Miller also stated that successful dairy farm businesses incorporate price risk management habits of identifying, assessing and analyzing many types of risks, including succession, crops as they relate to feed and weather, environmental concerns, interest rates, labor, input costs and disease.

In addition to risks, Miller emphasized that profitable farms monitor production and financial metrics to stay competitive with their peers. After identifying bottlenecks and weaknesses in the business that they can control, successful farmers adapt their management to boost profitability and reduce risks.

Miller specifically pointed out that dairy farmers should monitor their return on assets because it ties together a farm’s balance sheet and income statement and is useful in considering opportunity cost. “Look at your return on assets and compare it to the interest rate,” Miller said. “If it’s above the interest rate, you can likely borrow profitably.”

When successful dairies expand, the management team puts together scenario plans at various price points, creates “what if” scenarios, monitors cost control and often sells excess assets to improve working capital. They execute the plan, then monitor actual results, complete variance analysis, track production and financial metrics daily, monthly and quarterly, and make adjustments as needed.

“Every dairy expansion will bring the farmer to their knees,” Miller said, quoting a peer. “How well they did in the planning process will determine how long they stay there.”  end mark

The Center for Dairy Excellence hosts the annual Financial and Risk Management Conference as a professional development program exclusively for dairy lending and financial consulting professionals. The center is a non-profit organization focused on strengthening the dairy industry in Pennsylvania.
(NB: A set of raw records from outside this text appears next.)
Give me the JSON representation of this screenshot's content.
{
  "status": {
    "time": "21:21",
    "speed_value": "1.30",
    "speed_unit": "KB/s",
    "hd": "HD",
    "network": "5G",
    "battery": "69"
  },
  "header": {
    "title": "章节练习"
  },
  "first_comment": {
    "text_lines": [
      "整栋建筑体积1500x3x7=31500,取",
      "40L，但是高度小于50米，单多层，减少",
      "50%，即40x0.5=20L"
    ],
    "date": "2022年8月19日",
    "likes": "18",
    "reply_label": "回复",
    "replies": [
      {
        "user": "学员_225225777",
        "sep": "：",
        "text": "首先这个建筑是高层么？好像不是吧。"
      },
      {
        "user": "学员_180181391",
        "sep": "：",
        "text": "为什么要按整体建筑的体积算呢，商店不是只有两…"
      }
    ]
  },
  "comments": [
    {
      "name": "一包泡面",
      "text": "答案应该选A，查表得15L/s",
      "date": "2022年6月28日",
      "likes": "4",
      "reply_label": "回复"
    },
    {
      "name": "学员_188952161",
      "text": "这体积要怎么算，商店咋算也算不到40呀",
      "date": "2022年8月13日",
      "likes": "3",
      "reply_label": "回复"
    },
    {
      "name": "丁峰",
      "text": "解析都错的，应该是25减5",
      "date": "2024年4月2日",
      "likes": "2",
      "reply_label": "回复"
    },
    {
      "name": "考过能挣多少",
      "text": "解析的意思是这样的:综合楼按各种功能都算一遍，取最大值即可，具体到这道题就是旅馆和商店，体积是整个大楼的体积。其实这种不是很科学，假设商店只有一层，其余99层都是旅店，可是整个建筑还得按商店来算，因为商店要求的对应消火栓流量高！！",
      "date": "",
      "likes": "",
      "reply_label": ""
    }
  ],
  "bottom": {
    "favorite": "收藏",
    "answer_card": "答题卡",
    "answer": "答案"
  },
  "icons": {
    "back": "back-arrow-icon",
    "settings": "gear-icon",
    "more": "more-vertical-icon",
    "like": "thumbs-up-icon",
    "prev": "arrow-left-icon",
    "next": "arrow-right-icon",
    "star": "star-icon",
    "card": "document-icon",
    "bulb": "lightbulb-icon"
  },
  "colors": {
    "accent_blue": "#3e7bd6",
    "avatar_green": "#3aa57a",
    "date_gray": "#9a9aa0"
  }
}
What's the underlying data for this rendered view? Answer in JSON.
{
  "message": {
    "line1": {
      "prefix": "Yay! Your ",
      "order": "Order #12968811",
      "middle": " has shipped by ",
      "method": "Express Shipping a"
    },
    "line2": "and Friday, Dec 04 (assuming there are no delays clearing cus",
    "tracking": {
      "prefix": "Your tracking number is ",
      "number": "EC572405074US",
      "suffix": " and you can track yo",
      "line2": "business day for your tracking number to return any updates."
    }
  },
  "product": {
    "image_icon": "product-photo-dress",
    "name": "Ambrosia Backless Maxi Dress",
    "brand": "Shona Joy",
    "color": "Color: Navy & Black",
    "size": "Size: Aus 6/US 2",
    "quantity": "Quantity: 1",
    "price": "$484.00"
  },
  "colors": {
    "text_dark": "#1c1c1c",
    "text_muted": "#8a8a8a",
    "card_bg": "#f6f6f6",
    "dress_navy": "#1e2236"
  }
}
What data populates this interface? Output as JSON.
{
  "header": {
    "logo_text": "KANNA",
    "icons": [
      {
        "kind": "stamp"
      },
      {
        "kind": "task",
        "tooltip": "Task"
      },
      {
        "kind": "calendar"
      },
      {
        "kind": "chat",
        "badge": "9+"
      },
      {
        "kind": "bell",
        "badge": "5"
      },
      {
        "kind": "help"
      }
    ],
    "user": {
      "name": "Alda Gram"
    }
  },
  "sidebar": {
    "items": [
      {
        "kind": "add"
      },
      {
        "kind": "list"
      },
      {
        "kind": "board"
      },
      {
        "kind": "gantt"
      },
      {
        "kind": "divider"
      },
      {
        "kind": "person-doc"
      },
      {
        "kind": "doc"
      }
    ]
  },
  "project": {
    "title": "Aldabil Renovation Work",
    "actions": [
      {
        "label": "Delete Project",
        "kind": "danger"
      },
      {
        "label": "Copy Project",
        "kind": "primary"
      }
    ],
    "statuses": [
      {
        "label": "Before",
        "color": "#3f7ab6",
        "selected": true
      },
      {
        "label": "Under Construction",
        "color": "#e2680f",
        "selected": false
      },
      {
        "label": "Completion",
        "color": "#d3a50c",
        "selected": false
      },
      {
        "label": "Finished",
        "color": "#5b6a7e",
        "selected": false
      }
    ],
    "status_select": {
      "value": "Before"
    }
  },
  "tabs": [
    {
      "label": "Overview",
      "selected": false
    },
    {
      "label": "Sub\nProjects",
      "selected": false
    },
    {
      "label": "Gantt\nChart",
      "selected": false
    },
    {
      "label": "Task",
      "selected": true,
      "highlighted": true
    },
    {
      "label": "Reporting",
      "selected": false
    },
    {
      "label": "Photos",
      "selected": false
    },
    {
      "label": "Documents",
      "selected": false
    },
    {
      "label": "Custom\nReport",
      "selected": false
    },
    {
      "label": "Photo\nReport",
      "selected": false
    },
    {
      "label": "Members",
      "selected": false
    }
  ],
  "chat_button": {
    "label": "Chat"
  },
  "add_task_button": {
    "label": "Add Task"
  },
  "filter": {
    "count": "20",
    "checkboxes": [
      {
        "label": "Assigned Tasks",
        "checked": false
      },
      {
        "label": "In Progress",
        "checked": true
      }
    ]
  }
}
Alan Zepp is the risk management program manager at the Center for Dairy Excellence.